▶ **Work task**:
The response must contain every line below in which "click" appears.

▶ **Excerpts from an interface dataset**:
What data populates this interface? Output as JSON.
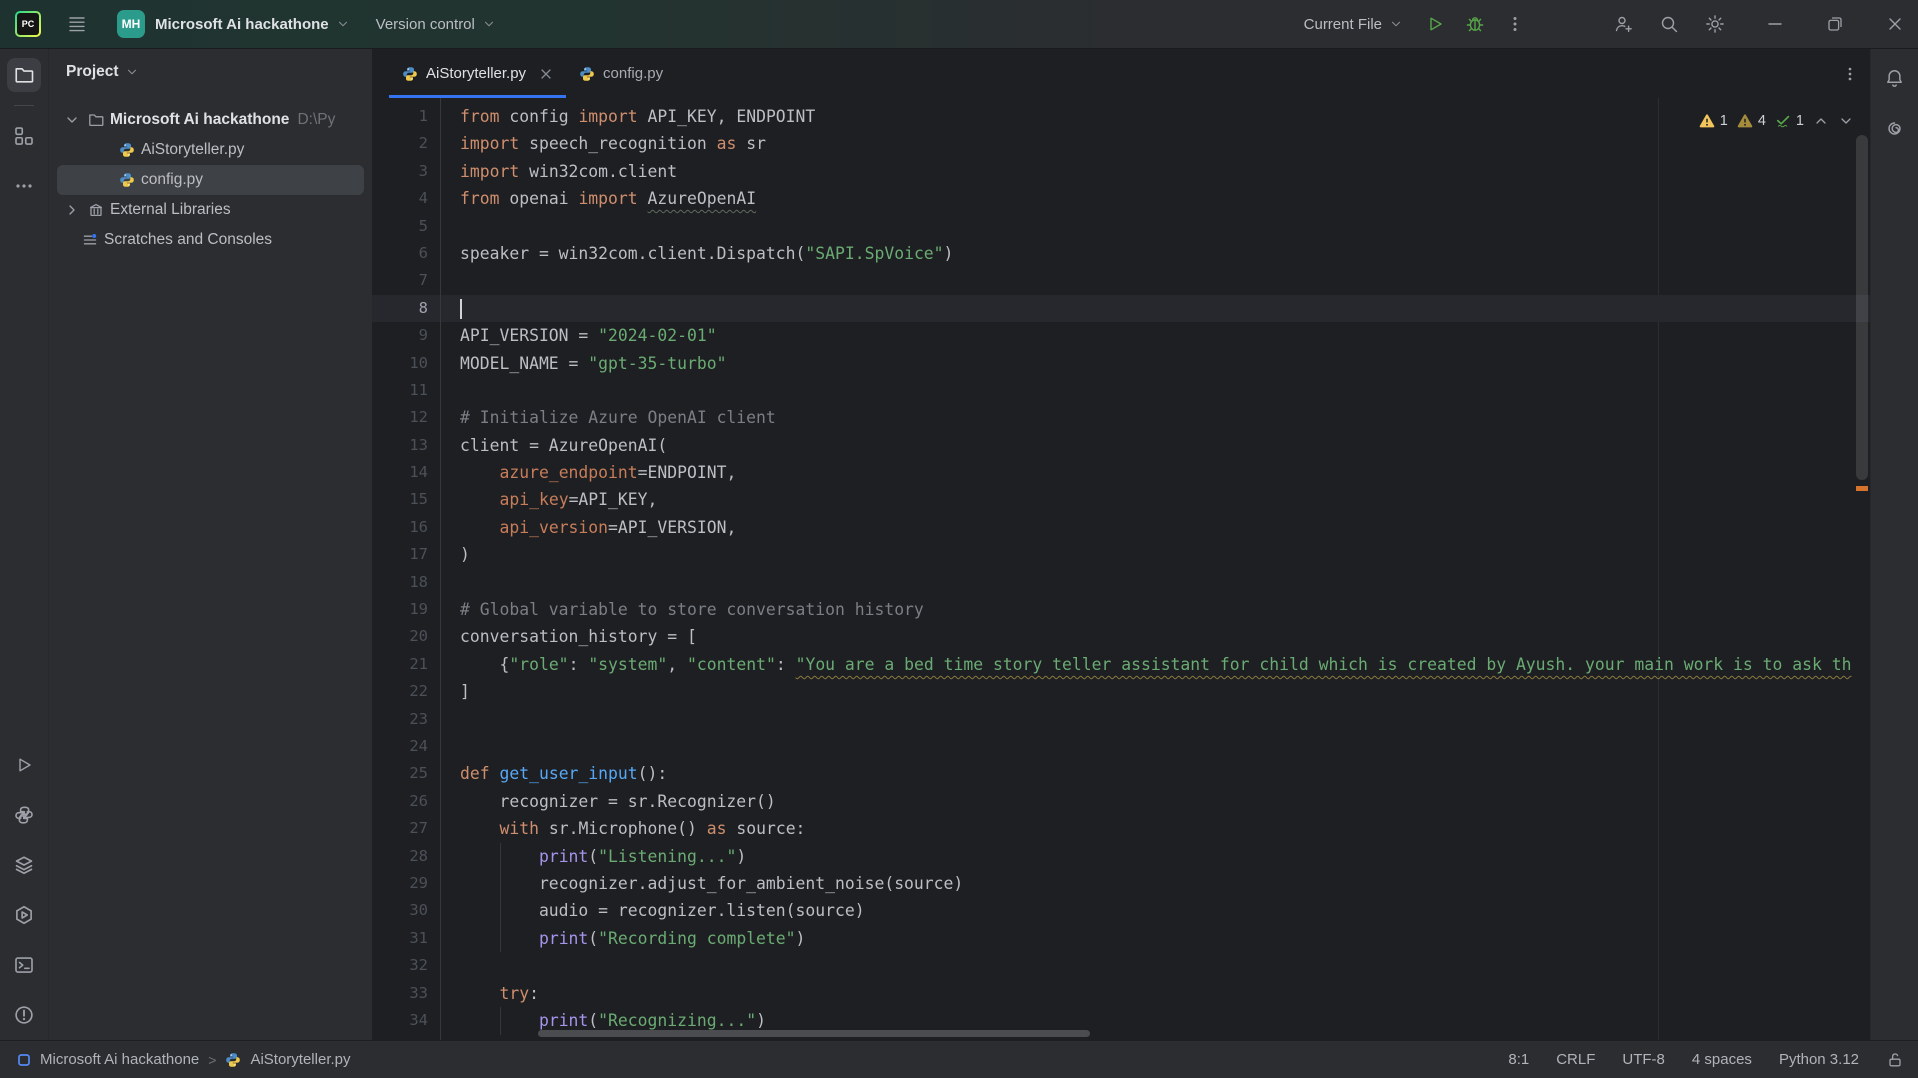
{
  "titlebar": {
    "logo_text": "PC",
    "avatar_initials": "MH",
    "project_name": "Microsoft Ai hackathone",
    "version_control": "Version control",
    "run_config": "Current File"
  },
  "project_panel": {
    "header": "Project",
    "root": {
      "label": "Microsoft Ai hackathone",
      "path": "D:\\Py"
    },
    "files": [
      {
        "label": "AiStoryteller.py"
      },
      {
        "label": "config.py",
        "selected": true
      }
    ],
    "external": "External Libraries",
    "scratches": "Scratches and Consoles"
  },
  "editor": {
    "tabs": [
      {
        "label": "AiStoryteller.py",
        "active": true
      },
      {
        "label": "config.py",
        "active": false
      }
    ],
    "inspections": {
      "warnings": "1",
      "weak_warnings": "4",
      "passed": "1"
    },
    "code": {
      "current_line": 8,
      "caret_col": 0,
      "guides": [
        {
          "col": 4,
          "from": 28,
          "to": 31
        },
        {
          "col": 4,
          "from": 34,
          "to": 34
        }
      ],
      "lines": [
        {
          "n": 1,
          "t": [
            [
              "k",
              "from"
            ],
            [
              "d",
              " config "
            ],
            [
              "k",
              "import"
            ],
            [
              "d",
              " API_KEY, ENDPOINT"
            ]
          ]
        },
        {
          "n": 2,
          "t": [
            [
              "k",
              "import"
            ],
            [
              "d",
              " speech_recognition "
            ],
            [
              "k",
              "as"
            ],
            [
              "d",
              " sr"
            ]
          ]
        },
        {
          "n": 3,
          "t": [
            [
              "k",
              "import"
            ],
            [
              "d",
              " win32com.client"
            ]
          ]
        },
        {
          "n": 4,
          "t": [
            [
              "k",
              "from"
            ],
            [
              "d",
              " openai "
            ],
            [
              "k",
              "import"
            ],
            [
              "d",
              " "
            ],
            [
              "iu",
              "AzureOpenAI"
            ]
          ]
        },
        {
          "n": 5,
          "t": []
        },
        {
          "n": 6,
          "t": [
            [
              "d",
              "speaker = win32com.client.Dispatch("
            ],
            [
              "s",
              "\"SAPI.SpVoice\""
            ],
            [
              "d",
              ")"
            ]
          ]
        },
        {
          "n": 7,
          "t": []
        },
        {
          "n": 8,
          "t": []
        },
        {
          "n": 9,
          "t": [
            [
              "d",
              "API_VERSION = "
            ],
            [
              "s",
              "\"2024-02-01\""
            ]
          ]
        },
        {
          "n": 10,
          "t": [
            [
              "d",
              "MODEL_NAME = "
            ],
            [
              "s",
              "\"gpt-35-turbo\""
            ]
          ]
        },
        {
          "n": 11,
          "t": []
        },
        {
          "n": 12,
          "t": [
            [
              "c",
              "# Initialize Azure OpenAI client"
            ]
          ]
        },
        {
          "n": 13,
          "t": [
            [
              "d",
              "client = AzureOpenAI("
            ]
          ]
        },
        {
          "n": 14,
          "t": [
            [
              "d",
              "    "
            ],
            [
              "n",
              "azure_endpoint"
            ],
            [
              "d",
              "=ENDPOINT,"
            ]
          ]
        },
        {
          "n": 15,
          "t": [
            [
              "d",
              "    "
            ],
            [
              "n",
              "api_key"
            ],
            [
              "d",
              "=API_KEY,"
            ]
          ]
        },
        {
          "n": 16,
          "t": [
            [
              "d",
              "    "
            ],
            [
              "n",
              "api_version"
            ],
            [
              "d",
              "=API_VERSION,"
            ]
          ]
        },
        {
          "n": 17,
          "t": [
            [
              "d",
              ")"
            ]
          ]
        },
        {
          "n": 18,
          "t": []
        },
        {
          "n": 19,
          "t": [
            [
              "c",
              "# Global variable to store conversation history"
            ]
          ]
        },
        {
          "n": 20,
          "t": [
            [
              "d",
              "conversation_history = ["
            ]
          ]
        },
        {
          "n": 21,
          "t": [
            [
              "d",
              "    {"
            ],
            [
              "s",
              "\"role\""
            ],
            [
              "d",
              ": "
            ],
            [
              "s",
              "\"system\""
            ],
            [
              "d",
              ", "
            ],
            [
              "s",
              "\"content\""
            ],
            [
              "d",
              ": "
            ],
            [
              "su",
              "\"You are a bed time story teller assistant for child which is created by Ayush. your main work is to ask th"
            ]
          ]
        },
        {
          "n": 22,
          "t": [
            [
              "d",
              "]"
            ]
          ]
        },
        {
          "n": 23,
          "t": []
        },
        {
          "n": 24,
          "t": []
        },
        {
          "n": 25,
          "t": [
            [
              "k",
              "def "
            ],
            [
              "f",
              "get_user_input"
            ],
            [
              "d",
              "():"
            ]
          ]
        },
        {
          "n": 26,
          "t": [
            [
              "d",
              "    recognizer = sr.Recognizer()"
            ]
          ]
        },
        {
          "n": 27,
          "t": [
            [
              "d",
              "    "
            ],
            [
              "k",
              "with"
            ],
            [
              "d",
              " sr.Microphone() "
            ],
            [
              "k",
              "as"
            ],
            [
              "d",
              " source:"
            ]
          ]
        },
        {
          "n": 28,
          "t": [
            [
              "d",
              "        "
            ],
            [
              "b",
              "print"
            ],
            [
              "d",
              "("
            ],
            [
              "s",
              "\"Listening...\""
            ],
            [
              "d",
              ")"
            ]
          ]
        },
        {
          "n": 29,
          "t": [
            [
              "d",
              "        recognizer.adjust_for_ambient_noise(source)"
            ]
          ]
        },
        {
          "n": 30,
          "t": [
            [
              "d",
              "        audio = recognizer.listen(source)"
            ]
          ]
        },
        {
          "n": 31,
          "t": [
            [
              "d",
              "        "
            ],
            [
              "b",
              "print"
            ],
            [
              "d",
              "("
            ],
            [
              "s",
              "\"Recording complete\""
            ],
            [
              "d",
              ")"
            ]
          ]
        },
        {
          "n": 32,
          "t": []
        },
        {
          "n": 33,
          "t": [
            [
              "d",
              "    "
            ],
            [
              "k",
              "try"
            ],
            [
              "d",
              ":"
            ]
          ]
        },
        {
          "n": 34,
          "t": [
            [
              "d",
              "        "
            ],
            [
              "b",
              "print"
            ],
            [
              "d",
              "("
            ],
            [
              "s",
              "\"Recognizing...\""
            ],
            [
              "d",
              ")"
            ]
          ]
        }
      ]
    }
  },
  "statusbar": {
    "breadcrumb_project": "Microsoft Ai hackathone",
    "breadcrumb_file": "AiStoryteller.py",
    "items": [
      "8:1",
      "CRLF",
      "UTF-8",
      "4 spaces",
      "Python 3.12"
    ]
  },
  "colors": {
    "accent": "#3574f0",
    "run_green": "#57a64a",
    "warning_bright": "#f2c55c",
    "warning_dim": "#a58c3d",
    "string_green": "#6aab73",
    "keyword_orange": "#cf8e6d",
    "error_stripe_mark": "#d5722c",
    "avatar_teal": "#2b9c8c"
  }
}
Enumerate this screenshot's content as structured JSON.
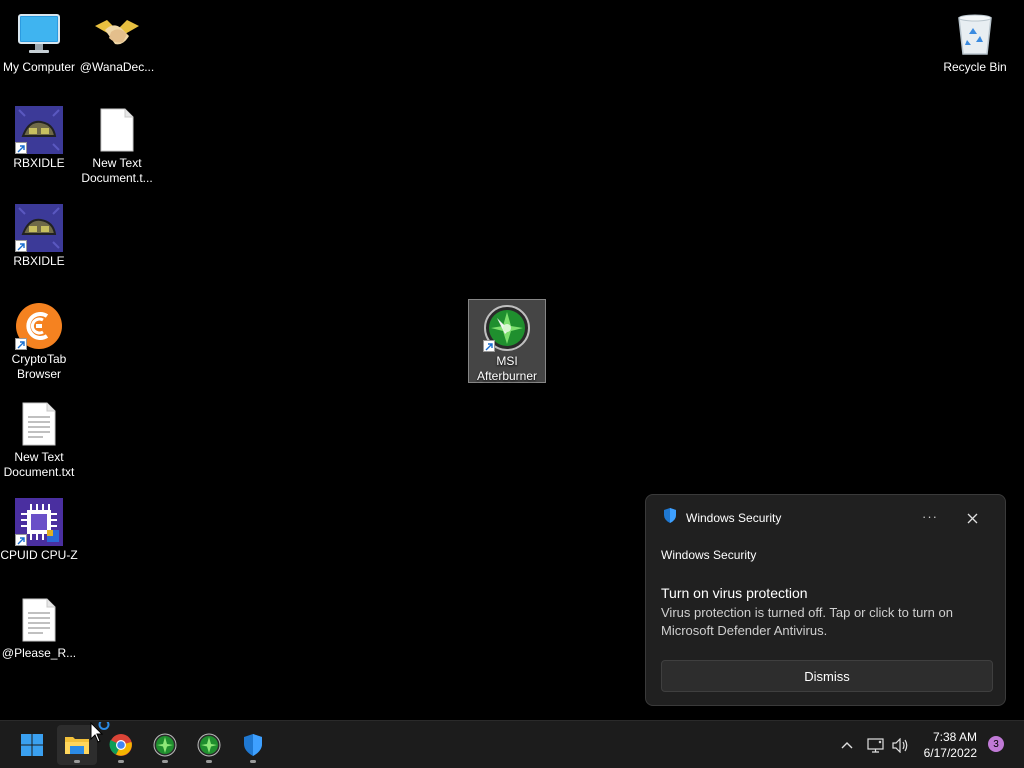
{
  "desktop": {
    "icons": {
      "my_computer": "My Computer",
      "wanadec": "@WanaDec...",
      "recycle_bin": "Recycle Bin",
      "rbxidle_1": "RBXIDLE",
      "new_text_doc_1": "New Text Document.t...",
      "rbxidle_2": "RBXIDLE",
      "cryptotab": "CryptoTab Browser",
      "new_text_doc_2": "New Text Document.txt",
      "cpuz": "CPUID CPU-Z",
      "please_r": "@Please_R...",
      "msi_afterburner": "MSI Afterburner"
    }
  },
  "toast": {
    "app_name": "Windows Security",
    "more_label": "···",
    "source": "Windows Security",
    "title": "Turn on virus protection",
    "message": "Virus protection is turned off. Tap or click to turn on Microsoft Defender Antivirus.",
    "dismiss_label": "Dismiss"
  },
  "taskbar": {
    "apps": [
      "start-icon",
      "file-explorer-icon",
      "chrome-icon",
      "msi-afterburner-icon",
      "msi-afterburner-icon",
      "windows-security-icon"
    ],
    "clock": {
      "time": "7:38 AM",
      "date": "6/17/2022"
    },
    "notification_count": "3"
  },
  "colors": {
    "desktop_bg": "#000000",
    "taskbar_bg": "#1c1c1c",
    "toast_bg": "#202020",
    "accent_blue": "#0a84ff",
    "badge": "#c07ad6"
  }
}
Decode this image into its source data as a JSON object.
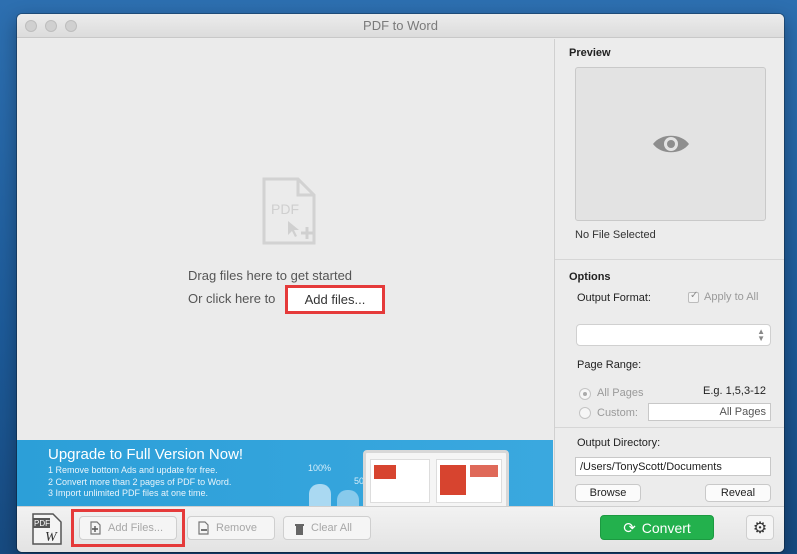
{
  "window": {
    "title": "PDF to Word"
  },
  "dropzone": {
    "icon": "pdf-document-add-icon",
    "icon_label": "PDF",
    "drag_text": "Drag files here to get started",
    "click_text": "Or click here to",
    "add_files_link": "Add files..."
  },
  "banner": {
    "title": "Upgrade to Full Version Now!",
    "items": [
      "1 Remove bottom Ads and update for free.",
      "2 Convert more than 2 pages of PDF to Word.",
      "3 Import unlimited PDF files at one time."
    ],
    "pct_100": "100%",
    "pct_50": "50"
  },
  "preview": {
    "title": "Preview",
    "icon": "eye-icon",
    "status": "No File Selected"
  },
  "options": {
    "title": "Options",
    "output_format_label": "Output Format:",
    "apply_to_all_label": "Apply to All",
    "apply_to_all_checked": true,
    "output_format_value": "",
    "page_range_label": "Page Range:",
    "example": "E.g. 1,5,3-12",
    "all_pages_label": "All Pages",
    "custom_label": "Custom:",
    "custom_value": "All Pages",
    "output_directory_label": "Output Directory:",
    "output_directory_value": "/Users/TonyScott/Documents",
    "browse_label": "Browse",
    "reveal_label": "Reveal"
  },
  "toolbar": {
    "logo_text_top": "PDF",
    "logo_text_bottom": "W",
    "add_files": "Add Files...",
    "remove": "Remove",
    "clear_all": "Clear All",
    "convert": "Convert"
  },
  "colors": {
    "convert": "#23b14d",
    "highlight": "#e53a3a",
    "banner": "#2c9fd8"
  }
}
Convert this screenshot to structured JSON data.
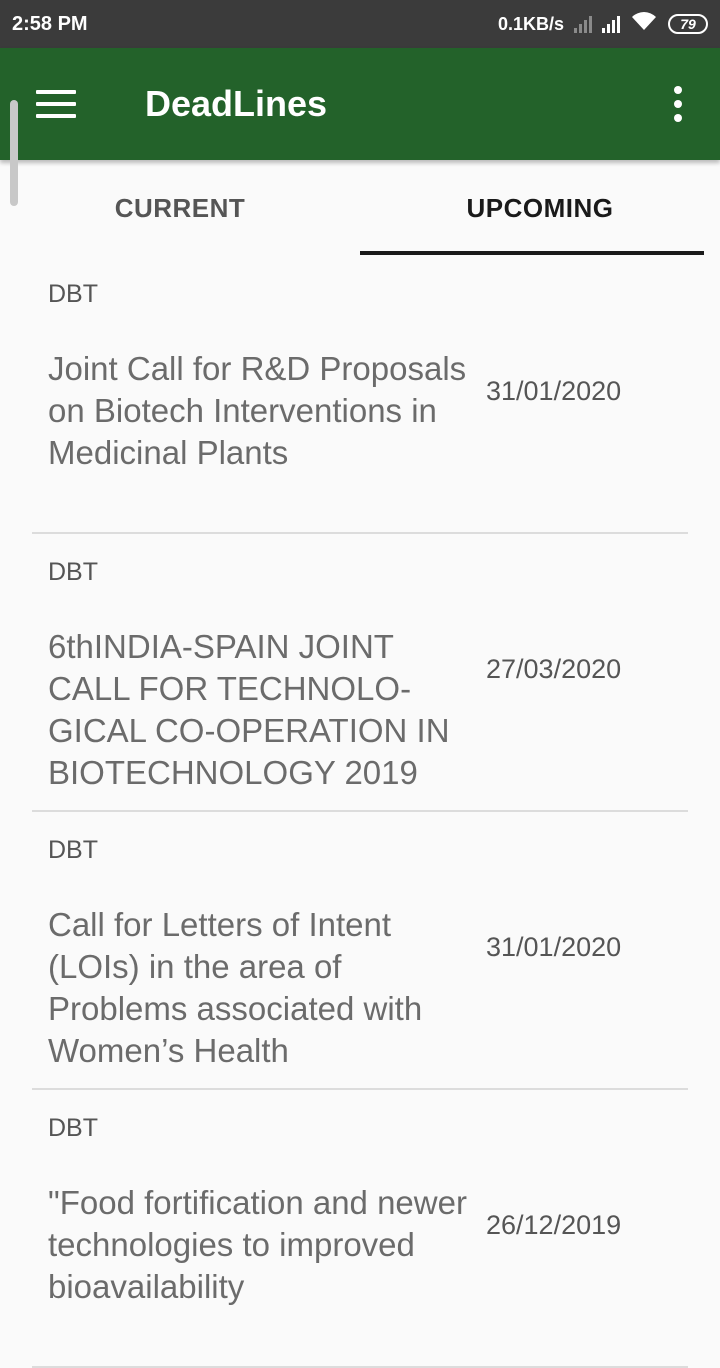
{
  "status_bar": {
    "time": "2:58 PM",
    "net_speed": "0.1KB/s",
    "battery": "79",
    "icons": [
      "signal-icon",
      "wifi-icon",
      "battery-icon"
    ]
  },
  "app_bar": {
    "title": "DeadLines",
    "color": "#23622a"
  },
  "tabs": [
    {
      "label": "CURRENT",
      "selected": false
    },
    {
      "label": "UPCOMING",
      "selected": true
    }
  ],
  "deadlines": [
    {
      "agency": "DBT",
      "title": "Joint Call for R&D Proposals on Biotech Interventions in Medicinal Plants",
      "date": "31/01/2020"
    },
    {
      "agency": "DBT",
      "title": "6thINDIA-SPAIN JOINT CALL FOR TECHNOLO-GICAL CO-OPERATION IN BIOTECHNOLOGY 2019",
      "date": "27/03/2020"
    },
    {
      "agency": "DBT",
      "title": "Call for Letters of Intent (LOIs) in the area of Problems associated with Women’s Health",
      "date": "31/01/2020"
    },
    {
      "agency": "DBT",
      "title": "\"Food fortification and newer technologies to improved bioavailability",
      "date": "26/12/2019"
    }
  ]
}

▶ **The completed task**:
    "message": "Virus protection is turned off. Tap or click to turn on Microsoft Defender Antivirus.",
    "click_text": "Or click here to",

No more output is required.